Kent. Let it fall rather, though the invade Lear. To thee, and thine, hereditary ever, The region of my heart : be Kent untpannerly Remain this aniple third of our fair kingdom; When Lear is mad. What would'st thou do, No less in space, validity, and pleasure,
old man ? Than that conferred on Goveril. Now,'our joy, Think'st thou, that duty shall have dread to Although the last, not least: to whose young love speak, The vines of France, and milk of Burgundy, When power to flattery bows ! To plaines Strive to be interess'd: what can you say, to draw honour's bound, A third more opulent than your sisters ? Speak. When majesty stoops to folly. Reverse thy Cor. Nothing, my lord.
doom ; Lear. Nothing ?
And, in thy best consideration, check Cor. Nothing.
This hideois rashness: answer my life my juds Lear. Nothing can come of nothing: speak
Thy youngest daughter does not love thee least, Cor. Cuhappy that I am, I cannot heave Nor are those empty hearted, whose low sound My heart into my mouth : 'I love your majesty Reverbs no hollowness. According to my bond; nor nore, nor less. Lear.
Kent, on thy life, no mors Lear. How, how, Cordelia ? mend your speech Kent. My life I never held but as a pawn a little,
Towage against thine enemies, nor fear to lose it, Lest it may mar your fortunes.
Thy safety being the motive.
Out of my sigts.
Now, by Apollo, king, They love you, all? Haply, when I shall wed, Thou swear'st thy gods in vain. That lord, whose hand must take my plight, shall Lear.

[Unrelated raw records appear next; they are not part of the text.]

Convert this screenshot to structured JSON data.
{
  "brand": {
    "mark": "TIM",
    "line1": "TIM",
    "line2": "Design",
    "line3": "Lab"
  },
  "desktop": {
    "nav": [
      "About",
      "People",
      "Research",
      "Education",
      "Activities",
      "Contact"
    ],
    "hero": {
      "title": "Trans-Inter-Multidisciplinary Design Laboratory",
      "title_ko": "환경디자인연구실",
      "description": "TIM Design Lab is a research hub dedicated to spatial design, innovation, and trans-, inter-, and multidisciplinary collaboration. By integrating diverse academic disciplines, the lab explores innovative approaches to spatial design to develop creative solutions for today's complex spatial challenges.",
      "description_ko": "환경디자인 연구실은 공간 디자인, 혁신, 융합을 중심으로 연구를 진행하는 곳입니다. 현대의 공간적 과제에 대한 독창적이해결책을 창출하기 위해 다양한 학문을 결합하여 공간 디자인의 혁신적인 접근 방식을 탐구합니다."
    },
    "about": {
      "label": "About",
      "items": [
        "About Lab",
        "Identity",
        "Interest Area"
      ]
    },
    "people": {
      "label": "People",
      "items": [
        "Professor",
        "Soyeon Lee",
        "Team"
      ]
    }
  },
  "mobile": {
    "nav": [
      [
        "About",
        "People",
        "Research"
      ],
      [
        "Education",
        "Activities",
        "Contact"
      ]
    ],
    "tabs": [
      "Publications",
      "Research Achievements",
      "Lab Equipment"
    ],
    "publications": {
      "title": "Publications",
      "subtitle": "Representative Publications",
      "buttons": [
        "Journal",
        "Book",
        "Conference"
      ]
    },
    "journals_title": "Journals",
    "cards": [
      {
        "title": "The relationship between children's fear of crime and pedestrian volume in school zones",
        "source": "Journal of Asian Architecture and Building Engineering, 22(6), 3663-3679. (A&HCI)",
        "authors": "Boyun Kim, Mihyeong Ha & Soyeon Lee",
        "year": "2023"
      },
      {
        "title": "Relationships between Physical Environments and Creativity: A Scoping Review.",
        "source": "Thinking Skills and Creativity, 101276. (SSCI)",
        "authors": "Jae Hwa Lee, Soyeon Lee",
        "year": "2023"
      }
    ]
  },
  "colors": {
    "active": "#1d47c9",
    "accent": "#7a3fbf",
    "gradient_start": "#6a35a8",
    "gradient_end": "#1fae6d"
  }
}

O, vassal! miscreant! carry
[Laying his Hand on his Sod Half my love with him, half my care, and duty : Alb. Corn. Dear sir, forbear. Sure, I'shall never marry like my sisters,
Kent. I love my father all.

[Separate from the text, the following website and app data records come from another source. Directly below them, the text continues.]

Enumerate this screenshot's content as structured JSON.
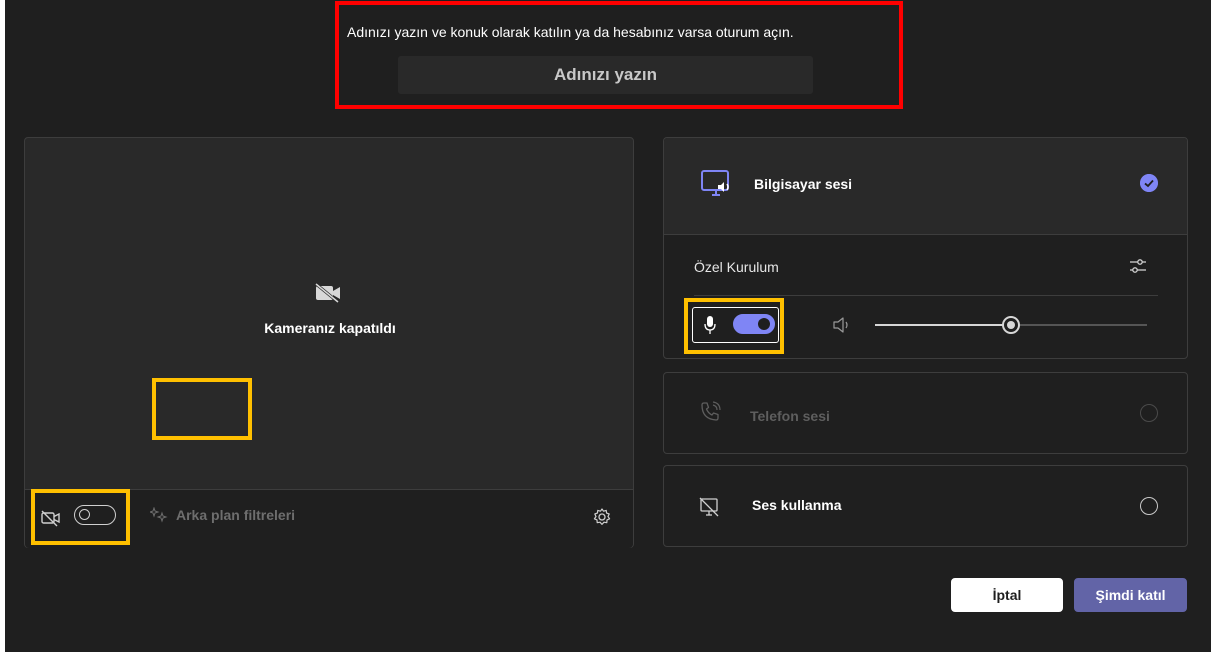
{
  "prompt": {
    "text": "Adınızı yazın ve konuk olarak katılın ya da hesabınız varsa oturum açın.",
    "name_input_placeholder": "Adınızı yazın",
    "name_input_value": ""
  },
  "video": {
    "camera_off_text": "Kameranız kapatıldı",
    "camera_toggle_on": false,
    "background_filters_label": "Arka plan filtreleri"
  },
  "audio": {
    "computer_audio_label": "Bilgisayar sesi",
    "computer_audio_selected": true,
    "custom_setup_label": "Özel Kurulum",
    "mic_toggle_on": true,
    "speaker_volume": 0.5,
    "phone_audio_label": "Telefon sesi",
    "phone_audio_enabled": false,
    "no_audio_label": "Ses kullanma"
  },
  "buttons": {
    "cancel_label": "İptal",
    "join_label": "Şimdi katıl"
  },
  "colors": {
    "background": "#1f1f1f",
    "accent": "#7f85f5",
    "join_button": "#6264a7",
    "highlight_red": "#ff0000",
    "highlight_yellow": "#ffc000"
  },
  "icons": {
    "computer_audio": "monitor-speaker-icon",
    "camera_off": "camera-off-icon",
    "background_filters": "sparkle-filter-icon",
    "settings": "gear-icon",
    "custom_setup": "sliders-icon",
    "mic": "mic-icon",
    "speaker": "speaker-icon",
    "phone": "phone-icon",
    "no_audio": "monitor-off-icon",
    "selected": "checkmark-circle-icon"
  }
}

Kill thy physician, and the fee bestow Lear. But goes this with thy heart?
Upon the foul disease. Revoke thy gift; Cor.
Ay, good my lord. Or, whilst I can vent clamour from my throat, Lear. So young, and so untender?
I'll tell thee, thou dost evil. Cor. So young, my lord, and true.
Hear me, recreasti Lear. Let it be so.-Thy truth then he thy On thine allegiance hear me! dower :
Since thou hast sought to make us break ons For, by the sacred radiance of the sun ;
(Which we durst never yet,) and, with strain'd The rysteries of Hecate, and the night;
pride, By all the operations of the orbs,
To come betwixt our sentenee and our power, From whom we do exist, and cease to be ; Here I disclaim all my paternal care,
(Which nor our nature nor our place can bear)
Our potency made good, take thy reward. Propinquity and property of blood,
Five days we do allot thee, for provision And as a siranger to my heart and me
To shield thee from diseases of the world;